This post summarizes a recent article published in MIT, Sloan Management Review. Find the full article here
The last time we posted, we discussed the concept of patient-initiated research and the “N of 1” approach. Since then, we conducted surveys in 10 countries to learn about all types of consumer-driven product innovations, including those in the medical field. Next, we did more studies to learn about medical-product innovation development, in particular. The studies, including surveys and face-to-face discussions with groups of patient innovators, allowed us to deeply understand key issues. These issues include the strong desire of medical patient innovation groups to find ways to design and ethically conduct clinical trials to test their innovations.
Members of patient communities, like MyApnea, have a long-standing tradition of sharing useful information that may be of value to others. They do this in response to questions and share new hacks that they have found useful. There is now growing evidence that patient communities are beginning to document their hacks in an organized way. In doing so, they are converting anecdote into data. And, from data comes knowledge.
We have highlighted the activities of two such patient communities: OpenAPS and Crohnology. Members of both communities have agreed to share their common experiences with each other in a formalized way (N of 1) and have agreed to aggregate their experiences (Aggregated N of 1). The number of people participating in the collection of data is striking, in some cases, numbering in the thousands.
Importantly, the phenomenon of patient-initiated research does not exclude the collaborative research approach exemplified in the MyApnea community. Clinical researchers can get valuable insights into the issues that are important to patients and include them in their formal studies. Paraphrasing our concluding paragraph, “As the free patient innovation system expands and strengthens over time, we expect to see greater complementarity…..Patients, medical product and service providers, and government regulators all have vital roles to play in supporting the free patient innovation system and helping it develop in medically and socially valuable directions. The economic reality is that commercial producers and medical service providers will never be able to deliver everything patients need. Innovative patients can fill many of the gaps if they are properly supported.

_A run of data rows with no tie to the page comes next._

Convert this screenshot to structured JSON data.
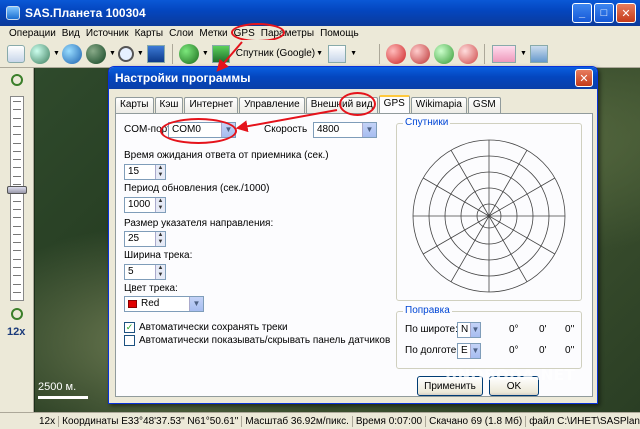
{
  "window": {
    "title": "SAS.Планета 100304"
  },
  "menu": [
    "Операции",
    "Вид",
    "Источник",
    "Карты",
    "Слои",
    "Метки",
    "GPS",
    "Параметры",
    "Помощь"
  ],
  "toolbar": {
    "map_source": "Спутник (Google)"
  },
  "zoom": {
    "level_label": "12x",
    "level_fraction": 0.45
  },
  "map": {
    "scale_label": "2500 м."
  },
  "status": [
    "12x",
    "Координаты E33°48'37.53\" N61°50.61\"",
    "Масштаб 36.92м/пикс.",
    "Время 0:07:00",
    "Скачано 69 (1.8 Мб)",
    "файл C:\\ИНЕТ\\SASPlane"
  ],
  "dialog": {
    "title": "Настройки программы",
    "tabs": [
      "Карты",
      "Кэш",
      "Интернет",
      "Управление",
      "Внешний вид",
      "GPS",
      "Wikimapia",
      "GSM"
    ],
    "active_tab": "GPS",
    "com_port": {
      "label": "COM-порт",
      "value": "COM0"
    },
    "speed": {
      "label": "Скорость",
      "value": "4800"
    },
    "timeout": {
      "label": "Время ожидания ответа от приемника (сек.)",
      "value": "15"
    },
    "refresh": {
      "label": "Период обновления (сек./1000)",
      "value": "1000"
    },
    "pointer_size": {
      "label": "Размер указателя направления:",
      "value": "25"
    },
    "track_width": {
      "label": "Ширина трека:",
      "value": "5"
    },
    "track_color": {
      "label": "Цвет трека:",
      "value": "Red",
      "color": "#e00000"
    },
    "auto_save": {
      "label": "Автоматически сохранять треки",
      "checked": true
    },
    "auto_panel": {
      "label": "Автоматически показывать/скрывать панель датчиков",
      "checked": false
    },
    "satellites_group": "Спутники",
    "correction": {
      "group_label": "Поправка",
      "lat_label": "По широте:",
      "lat_hemi": "N",
      "lon_label": "По долготе:",
      "lon_hemi": "E",
      "deg": "0°",
      "min": "0'",
      "sec": "0''"
    },
    "apply_button": "Применить",
    "ok_button": "OK"
  },
  "watermark": "UNOBODA.NET",
  "colors": {
    "title_blue": "#0446bf",
    "annotation_red": "#e5131b",
    "dialog_face": "#ece9d8"
  }
}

A richer set of medical innovation options will benefit patients, commercial, medical caregivers, producers and society at large.”
We hope that you enjoy reading the full article and welcome your feedback.
For the complete article, CLICK HERE.
Authors: HealthHackingWithNof1 (Harold DeMonaco, Pedro Oliveira, Andrew Torrance, Christiana von Hippel, and Eric von Hippel)